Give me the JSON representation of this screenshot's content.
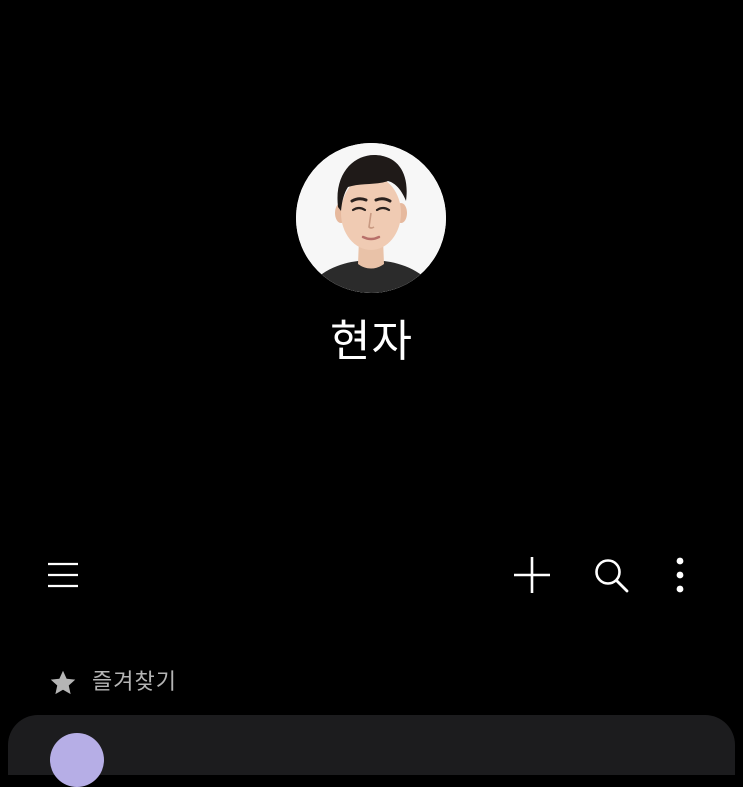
{
  "profile": {
    "name": "현자",
    "avatar_icon": "profile-photo"
  },
  "toolbar": {
    "menu_icon": "hamburger-menu-icon",
    "add_icon": "plus-icon",
    "search_icon": "search-icon",
    "more_icon": "more-vertical-icon"
  },
  "favorites": {
    "section_label": "즐겨찾기",
    "icon": "star-icon"
  },
  "colors": {
    "background": "#000000",
    "text_primary": "#ffffff",
    "text_secondary": "#b5b5b5",
    "card": "#1c1c1e",
    "contact_avatar": "#b6aee6"
  }
}
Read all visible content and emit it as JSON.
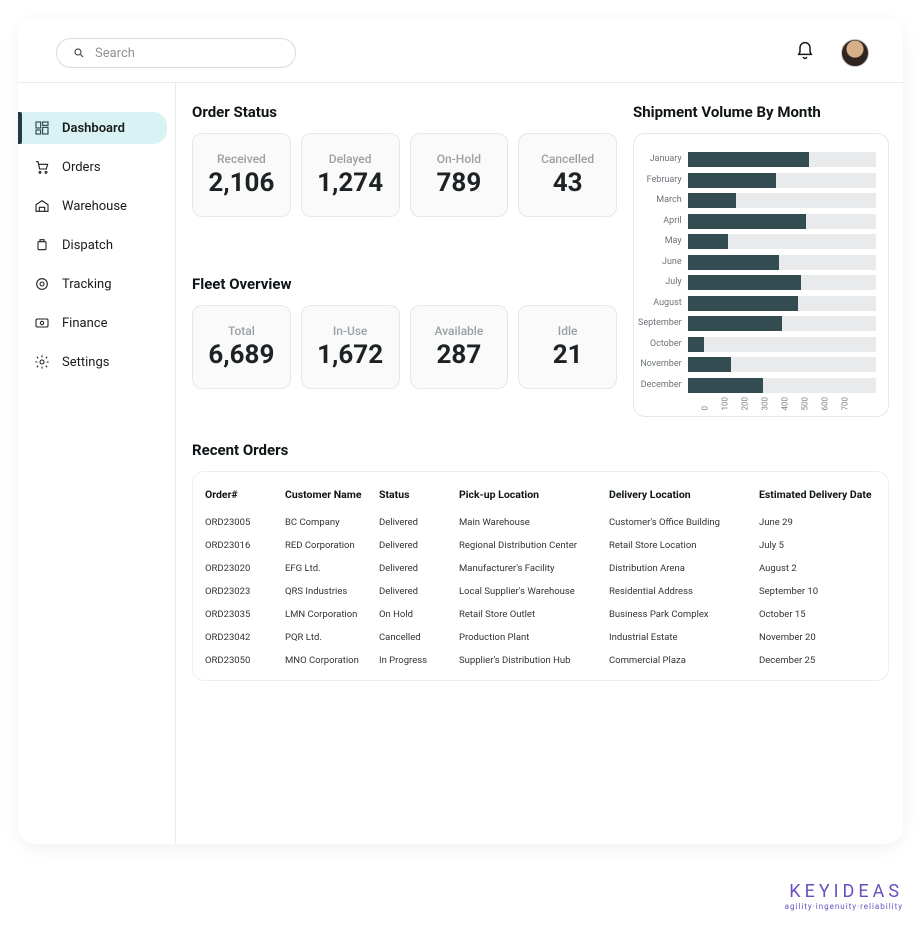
{
  "search": {
    "placeholder": "Search"
  },
  "sidebar": {
    "items": [
      {
        "label": "Dashboard"
      },
      {
        "label": "Orders"
      },
      {
        "label": "Warehouse"
      },
      {
        "label": "Dispatch"
      },
      {
        "label": "Tracking"
      },
      {
        "label": "Finance"
      },
      {
        "label": "Settings"
      }
    ]
  },
  "order_status": {
    "title": "Order Status",
    "cards": [
      {
        "label": "Received",
        "value": "2,106"
      },
      {
        "label": "Delayed",
        "value": "1,274"
      },
      {
        "label": "On-Hold",
        "value": "789"
      },
      {
        "label": "Cancelled",
        "value": "43"
      }
    ]
  },
  "fleet": {
    "title": "Fleet Overview",
    "cards": [
      {
        "label": "Total",
        "value": "6,689"
      },
      {
        "label": "In-Use",
        "value": "1,672"
      },
      {
        "label": "Available",
        "value": "287"
      },
      {
        "label": "Idle",
        "value": "21"
      }
    ]
  },
  "chart": {
    "title": "Shipment Volume By Month"
  },
  "chart_data": {
    "type": "bar",
    "orientation": "horizontal",
    "title": "Shipment Volume By Month",
    "xlabel": "",
    "ylabel": "",
    "xlim": [
      0,
      700
    ],
    "xticks": [
      0,
      100,
      200,
      300,
      400,
      500,
      600,
      700
    ],
    "categories": [
      "January",
      "February",
      "March",
      "April",
      "May",
      "June",
      "July",
      "August",
      "September",
      "October",
      "November",
      "December"
    ],
    "values": [
      450,
      330,
      180,
      440,
      150,
      340,
      420,
      410,
      350,
      60,
      160,
      280
    ]
  },
  "recent": {
    "title": "Recent Orders",
    "columns": [
      "Order#",
      "Customer Name",
      "Status",
      "Pick-up Location",
      "Delivery Location",
      "Estimated Delivery Date"
    ],
    "rows": [
      [
        "ORD23005",
        "BC Company",
        "Delivered",
        "Main Warehouse",
        "Customer's Office Building",
        "June 29"
      ],
      [
        "ORD23016",
        "RED Corporation",
        "Delivered",
        "Regional Distribution Center",
        "Retail Store Location",
        "July 5"
      ],
      [
        "ORD23020",
        "EFG Ltd.",
        "Delivered",
        "Manufacturer's Facility",
        "Distribution Arena",
        "August 2"
      ],
      [
        "ORD23023",
        "QRS Industries",
        "Delivered",
        "Local Supplier's Warehouse",
        "Residential Address",
        "September 10"
      ],
      [
        "ORD23035",
        "LMN Corporation",
        "On Hold",
        "Retail Store Outlet",
        "Business Park Complex",
        "October 15"
      ],
      [
        "ORD23042",
        "PQR Ltd.",
        "Cancelled",
        "Production Plant",
        "Industrial Estate",
        "November 20"
      ],
      [
        "ORD23050",
        "MNO Corporation",
        "In Progress",
        "Supplier's Distribution Hub",
        "Commercial Plaza",
        "December 25"
      ]
    ]
  },
  "footer": {
    "brand": "KEYIDEAS",
    "tag": "agility·ingenuity·reliability"
  }
}
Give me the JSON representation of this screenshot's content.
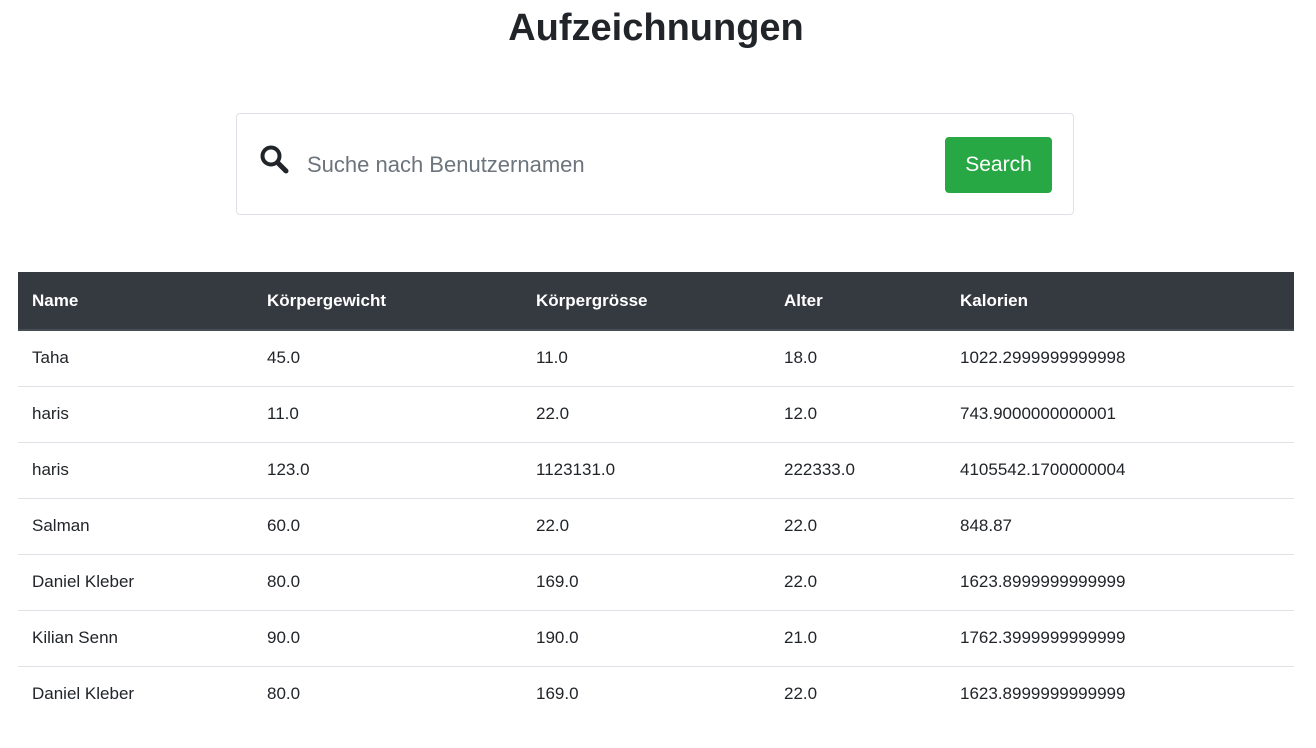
{
  "page": {
    "title": "Aufzeichnungen"
  },
  "search": {
    "icon": "search-icon",
    "placeholder": "Suche nach Benutzernamen",
    "value": "",
    "button_label": "Search",
    "button_color": "#28a745"
  },
  "table": {
    "header_color": "#343a40",
    "columns": [
      "Name",
      "Körpergewicht",
      "Körpergrösse",
      "Alter",
      "Kalorien"
    ],
    "rows": [
      [
        "Taha",
        "45.0",
        "11.0",
        "18.0",
        "1022.2999999999998"
      ],
      [
        "haris",
        "11.0",
        "22.0",
        "12.0",
        "743.9000000000001"
      ],
      [
        "haris",
        "123.0",
        "1123131.0",
        "222333.0",
        "4105542.1700000004"
      ],
      [
        "Salman",
        "60.0",
        "22.0",
        "22.0",
        "848.87"
      ],
      [
        "Daniel Kleber",
        "80.0",
        "169.0",
        "22.0",
        "1623.8999999999999"
      ],
      [
        "Kilian Senn",
        "90.0",
        "190.0",
        "21.0",
        "1762.3999999999999"
      ],
      [
        "Daniel Kleber",
        "80.0",
        "169.0",
        "22.0",
        "1623.8999999999999"
      ]
    ]
  }
}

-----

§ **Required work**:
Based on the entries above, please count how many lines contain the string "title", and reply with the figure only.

§ **Your response**:
6